U.S. on guard against rise in illegal border crossings as Canada rejects asylum claims
Number of people caught crossing into U.S. up 60 per cent along north-eastern section of border
American border agents are increasingly concerned about the northern boundary with Canada, saying the number of people entering the U.S. through back roads, forests and even across rivers is surging.
"We've seen an increase coming into the United States from Canada," U.S. Border Patrol Houlton Division chief Dennis Harmon says.
He is responsible for the north-eastern frontier, through the Maine-New Brunswick line and the shared waters along the Atlantic.
At least 32,000 asylum seekers have crossed from the U.S. into Canada in recent months, and that influx continues. But the leading edge of those claimants, say authorities with U.S. Customs and Border Protection, are likely to soon face deportation from Canada — so now some of them are heading back south.
"The [Canadian] government has deemed that their claim is not valid and is in proceedings to remove them from the country," Harmon says. "We then have some of those people trying to effect their illegal entry into the U.S."
Along this one sector of the border, apprehensions of people crossing illegally are up 60 per cent over the past year, although the numbers remain minuscule relative to activity on the border with Mexico.
Along the sparsely populated and relatively remote New Brunswick-Maine border, patrol agents have apprehended 54 people so far this year, compared to 33 in all of 2017. That trend has been seen across much of frontier's full length, according to U.S. Border Patrol figures.
Still, American authorities say their own projections and intelligence work suggest a reason to be on guard. In anticipation of more people trying to cross from Canada into the U.S., they have already increased their staffing levels and added detection technology along the Canadian border.
U.S. agents are also using jetboats to conduct high-speed surveillance along the rivers that act as the separating line between the two neighbouring nations.
While it may seem strange that someone would attempt to cross a river surrounded by dense forests rather than simply walking across shared roads, it does happen.
In 2014, for example, agents arrested John Calvin [an adopted name] when he swam across a river to enter the U.S. after his refugee claim was denied in Canada. The 24-year-old's family is connected to Hamas and the Muslim Brotherhood, though it appeared the gay man, who had converted to Christianity, was trying to escape the family legacy when he was caught. He has since legally settled in the United States.
Division chief Harmon says more people are following in Calvin's footsteps and using Canada as a gateway to the United States, in part because of the differences between Canadian and American visa requirements. It's much easier for people from some nations to visit Canada legally than the U.S.
Mexican citizens, for instance, can enter Canada without first applying for a full visa.
"Sometimes it's just easier for them to fly into Canada without a visa and then cross into the U.S., than to use a smuggling route out of Mexico," says Harmon, adding "it's cheaper to get that airline ticket and just come across."

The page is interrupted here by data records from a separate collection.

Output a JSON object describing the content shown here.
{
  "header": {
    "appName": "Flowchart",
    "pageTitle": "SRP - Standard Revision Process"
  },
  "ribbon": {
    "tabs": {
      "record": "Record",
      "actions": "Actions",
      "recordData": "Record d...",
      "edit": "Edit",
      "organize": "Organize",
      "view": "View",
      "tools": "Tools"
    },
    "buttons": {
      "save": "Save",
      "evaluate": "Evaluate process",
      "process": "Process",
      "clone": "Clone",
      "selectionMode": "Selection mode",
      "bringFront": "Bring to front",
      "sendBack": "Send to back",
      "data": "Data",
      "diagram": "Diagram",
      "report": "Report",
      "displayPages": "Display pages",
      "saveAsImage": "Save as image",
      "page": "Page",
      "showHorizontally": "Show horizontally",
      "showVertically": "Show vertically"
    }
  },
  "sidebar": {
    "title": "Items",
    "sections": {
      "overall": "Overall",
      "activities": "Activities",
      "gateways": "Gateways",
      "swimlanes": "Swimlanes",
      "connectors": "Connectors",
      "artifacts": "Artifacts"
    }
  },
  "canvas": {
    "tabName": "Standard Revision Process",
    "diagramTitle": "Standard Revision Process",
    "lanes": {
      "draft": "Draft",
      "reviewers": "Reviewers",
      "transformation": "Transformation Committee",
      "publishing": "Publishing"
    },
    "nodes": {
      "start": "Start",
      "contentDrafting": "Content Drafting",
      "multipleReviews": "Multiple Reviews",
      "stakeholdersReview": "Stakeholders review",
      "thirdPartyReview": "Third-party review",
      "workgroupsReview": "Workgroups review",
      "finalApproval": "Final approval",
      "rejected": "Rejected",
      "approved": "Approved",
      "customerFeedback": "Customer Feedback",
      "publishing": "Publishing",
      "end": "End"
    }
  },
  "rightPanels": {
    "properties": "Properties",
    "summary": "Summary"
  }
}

A low-cost airfare from Mexico City to a Canadian destination costs around $400, while a smuggling operation across the Mexico-U.S. border will often charge five times that amount.
The preference and protocol for U.S. agents is to stop potential border crossers before they make it over the dividing line between the countries — and can then make a claim for status.
Officials with U.S. Customs and Border Protection stress a good and speedy working relationship with the RCMP helps with deterrence. While Mounties cannot arrest someone for simply being near the border, they can watch and question an individual's intent.
The law says those who have entered either country must declare the purpose of their visit. If it appears their presence near the border doesn't match their stated purpose, officials may take action to have the visa cancelled (if the person has one) or to have them removed from the country.
But while it attracts illegal crossers, that doesn't mean the Canadian route is easy — without on-the-ground connections, just getting to the border from the Canadian side can be a challenge. Taxis are expensive, and travellers with no clear destination prompt phone calls to authorities from suspicious residents on both sides of the border.
However, once a person successfully makes it across at a point other than a legal crossing, it can be easy to move south. Maine is the starting point of the I-95 interstate corridor, a few hours drive from Boston and then, soon after, New York City.